** Work to complete **
From the listing below, copy each line that holds "this".

Source data section start

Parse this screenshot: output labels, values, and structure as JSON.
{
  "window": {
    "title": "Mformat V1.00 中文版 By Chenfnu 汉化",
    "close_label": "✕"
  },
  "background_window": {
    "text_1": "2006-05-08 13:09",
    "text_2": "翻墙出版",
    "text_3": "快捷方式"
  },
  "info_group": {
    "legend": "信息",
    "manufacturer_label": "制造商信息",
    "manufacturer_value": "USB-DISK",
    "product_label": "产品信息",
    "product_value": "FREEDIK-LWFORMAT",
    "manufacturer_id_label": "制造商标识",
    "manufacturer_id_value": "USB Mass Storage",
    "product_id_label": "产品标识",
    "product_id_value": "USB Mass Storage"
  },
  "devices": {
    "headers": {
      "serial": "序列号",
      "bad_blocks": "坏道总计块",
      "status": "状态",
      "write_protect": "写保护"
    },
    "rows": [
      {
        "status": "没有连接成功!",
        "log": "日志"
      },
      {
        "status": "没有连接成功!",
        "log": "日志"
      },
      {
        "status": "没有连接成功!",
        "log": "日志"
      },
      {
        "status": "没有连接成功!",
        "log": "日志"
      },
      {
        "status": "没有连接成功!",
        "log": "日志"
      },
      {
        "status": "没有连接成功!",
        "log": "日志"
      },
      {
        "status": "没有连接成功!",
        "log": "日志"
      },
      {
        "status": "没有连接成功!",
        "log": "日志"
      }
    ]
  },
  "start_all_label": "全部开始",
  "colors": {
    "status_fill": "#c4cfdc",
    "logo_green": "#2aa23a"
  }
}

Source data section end
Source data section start

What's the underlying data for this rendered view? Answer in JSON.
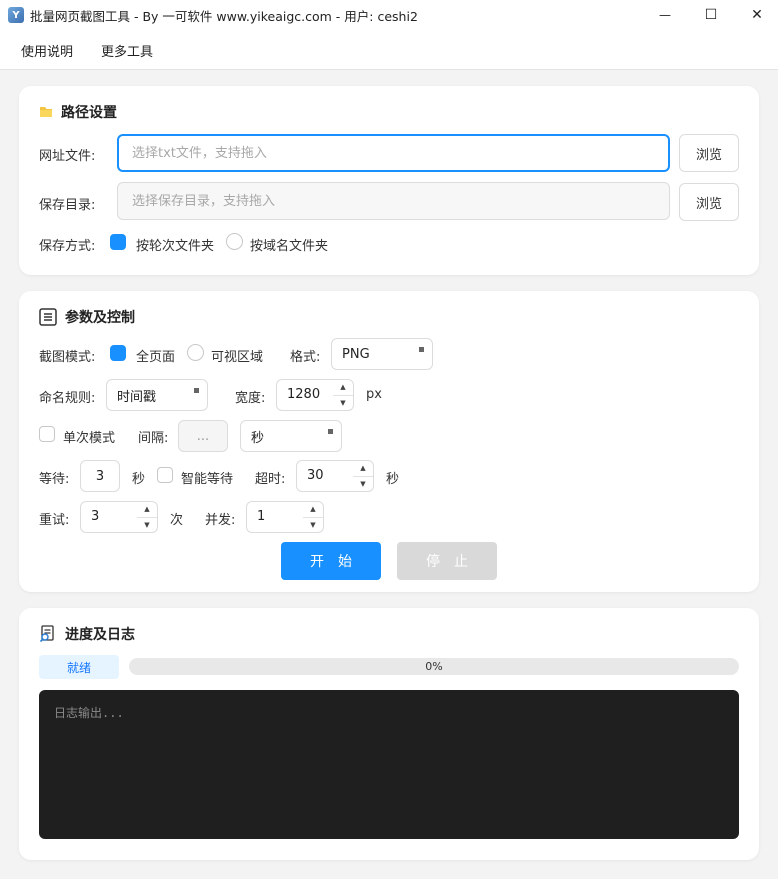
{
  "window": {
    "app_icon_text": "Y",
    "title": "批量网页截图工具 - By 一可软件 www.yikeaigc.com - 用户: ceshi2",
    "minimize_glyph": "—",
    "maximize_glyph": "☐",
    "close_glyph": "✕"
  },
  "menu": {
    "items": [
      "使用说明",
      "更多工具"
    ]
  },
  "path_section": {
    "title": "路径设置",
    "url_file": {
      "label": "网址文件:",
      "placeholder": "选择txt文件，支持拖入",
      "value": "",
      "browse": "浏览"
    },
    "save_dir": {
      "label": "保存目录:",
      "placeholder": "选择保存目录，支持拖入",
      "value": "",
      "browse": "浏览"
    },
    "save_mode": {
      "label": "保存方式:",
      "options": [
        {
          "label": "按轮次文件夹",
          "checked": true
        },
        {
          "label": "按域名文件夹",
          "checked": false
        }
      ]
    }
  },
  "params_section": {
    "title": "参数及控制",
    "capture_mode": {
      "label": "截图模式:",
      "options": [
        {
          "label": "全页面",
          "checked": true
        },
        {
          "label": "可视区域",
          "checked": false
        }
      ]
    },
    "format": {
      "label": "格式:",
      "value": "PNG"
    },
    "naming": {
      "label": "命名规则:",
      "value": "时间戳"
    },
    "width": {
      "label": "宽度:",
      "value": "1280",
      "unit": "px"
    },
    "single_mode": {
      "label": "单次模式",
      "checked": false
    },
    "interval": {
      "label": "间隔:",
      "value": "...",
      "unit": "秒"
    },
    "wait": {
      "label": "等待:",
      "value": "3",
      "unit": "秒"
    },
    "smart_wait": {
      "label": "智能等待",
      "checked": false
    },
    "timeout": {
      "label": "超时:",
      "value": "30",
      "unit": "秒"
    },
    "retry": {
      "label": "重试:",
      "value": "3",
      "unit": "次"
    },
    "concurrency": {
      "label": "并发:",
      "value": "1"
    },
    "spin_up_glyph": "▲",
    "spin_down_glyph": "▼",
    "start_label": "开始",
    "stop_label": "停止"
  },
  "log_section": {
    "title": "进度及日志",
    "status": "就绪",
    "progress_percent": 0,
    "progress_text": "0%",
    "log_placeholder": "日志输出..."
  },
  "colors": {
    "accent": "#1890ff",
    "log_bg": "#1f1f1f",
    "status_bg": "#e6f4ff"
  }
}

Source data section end
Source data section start

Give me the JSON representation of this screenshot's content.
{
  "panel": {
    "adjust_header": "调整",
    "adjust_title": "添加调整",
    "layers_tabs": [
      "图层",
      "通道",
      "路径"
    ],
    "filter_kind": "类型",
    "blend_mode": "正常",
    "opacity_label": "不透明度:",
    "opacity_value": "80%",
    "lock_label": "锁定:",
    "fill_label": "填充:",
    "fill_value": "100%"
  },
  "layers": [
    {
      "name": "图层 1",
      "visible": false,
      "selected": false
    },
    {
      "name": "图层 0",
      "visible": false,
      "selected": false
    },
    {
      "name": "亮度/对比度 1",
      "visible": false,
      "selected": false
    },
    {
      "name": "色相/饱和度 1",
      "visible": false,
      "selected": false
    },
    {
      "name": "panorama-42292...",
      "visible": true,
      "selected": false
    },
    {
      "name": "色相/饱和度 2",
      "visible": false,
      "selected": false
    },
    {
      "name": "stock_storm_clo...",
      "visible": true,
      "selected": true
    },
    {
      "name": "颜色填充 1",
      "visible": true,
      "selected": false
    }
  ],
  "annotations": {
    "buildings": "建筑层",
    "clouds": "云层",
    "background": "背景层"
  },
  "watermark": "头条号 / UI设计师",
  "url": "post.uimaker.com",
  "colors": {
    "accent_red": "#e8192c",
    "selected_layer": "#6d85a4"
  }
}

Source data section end

** Answer space **
Parse this screenshot: output labels, values, and structure as JSON.
What's the underlying data for this rendered view? Answer in JSON.
Give me the JSON representation of this screenshot's content.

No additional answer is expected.